Become a Member

Get access to more than 30 brands, premium video, exclusive content, events, mapping, and more.

Already have an account? Sign In

Become a Member

Get access to more than 30 brands, premium video, exclusive content, events, mapping, and more.

Already have an account? Sign In


Road Racing

Hyde takes third CX nationals title after muddy battle with White

Defending champion Stephen Hyde faces stiff competition from young teammate Curtis White but emerges with his third CX title.

Heading out the door? Read this article on the new Outside+ app available now on iOS devices for members! Download the app.

After a back-and-forth battle with his teammate Curtis White, Stephen Hyde emerged with his third consecutive U.S. cyclocross national championship title Sunday. With a superior display of bike-handling skills, Hyde dispatched White on the penultimate lap of the muddy course. Gage Hecht (Alpha Bicycle Co.) was third in Louisville, Kentucky.

“It feels like I left my back out there on the course and maybe some of my legs,” Hyde joked. “It feels fantastic. It’s been a hell of a season, not a hell of a season like in years past,” he added referring to the many injuries that disrupted his plans.

From the gun, it was clear that White and Hyde would emerge as the day’s top riders. White got the holeshot, and he was joined by Hyde, Hecht, and Cody Kaiser (Lange Twins). Pre-race favorite Kerry Werner (Kona-Shimano) was quickly out of the picture following a bobble.

A few other riders mixed into the front group on the first lap, including Maxx Chance (Full Cycle), Grant Ellwood (Boulder Cycle Sport), and Anthony Clark (Squid).

“On the first lap, I was just trying to battle to stay with Curtis [White] and Stephen [Hyde],” said Hecht. “I got stuck behind a few little slip-ups on the first lap and lost them, and I didn’t have people to pace off.”

Drew Dillman (SDG-Muscle Monster) had a rocky start but took advantage of all the running sections of the sloppy course.

“I felt really good running. I had a terrible start and then made it all up on the run,” Dillman said.

“I might have overdone it with the run, so I kind of checked myself. A couple guys passed me. … I was just trying to stay smooth, and I knew my strong suit was the run so on all the pedaling sections I was trying to take it easy to save it for the run.”

However, the pecking order was quickly established with the two Cannondale riders off the front and Hecht giving chase. After the first lap, Werner had moved up to fourth.

Stephen Hyde
Stephen Hyde used his superior handling skills to win on a heavy, muddy course in Louisville. Photo: Wil Matthews

For a moment on the second lap, it looked like White had made a fatal error. On the course’s high-speed descent, about halfway through the circuit, he clipped a post holding up the barriers on the left side. White crashed heavily behind Hyde. The defending national champ quickly extended his lead.

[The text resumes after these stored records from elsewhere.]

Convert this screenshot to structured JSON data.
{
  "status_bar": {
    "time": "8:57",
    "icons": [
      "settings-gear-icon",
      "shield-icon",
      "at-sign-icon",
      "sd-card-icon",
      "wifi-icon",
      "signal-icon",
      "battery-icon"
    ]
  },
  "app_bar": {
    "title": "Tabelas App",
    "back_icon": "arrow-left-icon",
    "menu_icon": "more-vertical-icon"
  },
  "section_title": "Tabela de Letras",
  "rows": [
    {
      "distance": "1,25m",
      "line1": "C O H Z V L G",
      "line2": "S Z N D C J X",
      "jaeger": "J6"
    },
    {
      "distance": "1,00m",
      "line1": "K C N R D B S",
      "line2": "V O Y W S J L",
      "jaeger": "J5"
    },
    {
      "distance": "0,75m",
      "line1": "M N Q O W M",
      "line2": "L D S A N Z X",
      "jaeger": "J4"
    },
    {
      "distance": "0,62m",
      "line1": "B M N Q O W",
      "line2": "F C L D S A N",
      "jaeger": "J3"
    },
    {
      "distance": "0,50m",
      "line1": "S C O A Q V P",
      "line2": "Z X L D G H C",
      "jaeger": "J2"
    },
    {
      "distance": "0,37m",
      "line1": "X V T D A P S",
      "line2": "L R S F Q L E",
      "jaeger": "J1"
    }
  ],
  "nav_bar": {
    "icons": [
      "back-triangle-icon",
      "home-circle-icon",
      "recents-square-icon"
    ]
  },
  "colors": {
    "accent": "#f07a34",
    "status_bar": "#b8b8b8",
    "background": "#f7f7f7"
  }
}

Hyde’s win wouldn’t come so easily though. White chased back to his teammate and they were together by the end of the lap, thanks in large part to White’s strong running on the muddy hills.

Perhaps the crash affected White’s confidence because, on the following lap, he was under pressure on that same descent, forced to chase hard again to stay with Hyde.

The same scenario repeated itself on the fourth lap, indicating Hyde’s technical skills and fearlessness.

Recognizing the risk of letting Hyde control the race from the front on the course’s most challenging corners and descents, White fought hard for the race lead with two laps to go. The Cannondale duo went back and forth before the pivotal descent. Hyde bobbled and lost the lead. Then White let his guard down at the right-hand corner at the end of the descent. Hyde slipped by along the barriers and made his winning move.

But wasn’t entirely smooth sailing to the finish. Although White looked to be fading, Hyde had a near-miss on the finish stretch, heading out on the bell lap. He slid sideways and barely put a foot down in time.

Then, after the first trip through the pits, he had a minor crash on a short descent. Fortunately for Hyde, White rode that same section quite slowly, so the gap did not close.

Hyde rode home alone to victory and was quick to hug his friend and teammate White who took second alone.

Hecht finished third after a lonely but very consistent race. He could have raced the under-23 race at just 20 years of age, but he chose to step up to the elite race this year, and the decision paid off in spades.

“I didn’t really know what to expect,” Hyde said. “I came here with a goal to land on the podium and came away with that. I’m just really excited.

“I was just riding threshold the entire time, just going as hard as I can, trying not to crash.”

Dillman had a breakthrough ride to finish fourth ahead of former four-time national ‘cross champion Jeremy Powers. Plus, he did it in front of a crowd of friends and family as a Louisville local.

“Through those limestone steps it was was a tunnel of people, and everybody was yelling ‘Dillman!'” he said. “Having all those people there cheering for me at the top, probably the most painful spot, definitely motivated me to keep going and keep pushing.

Chris Case contributed to this report from Lousiville, Kentucky.

An American in France

What’s it like to be an American cyclist living in France? Watch to get professional road cyclist Joe Dombrowski’s view.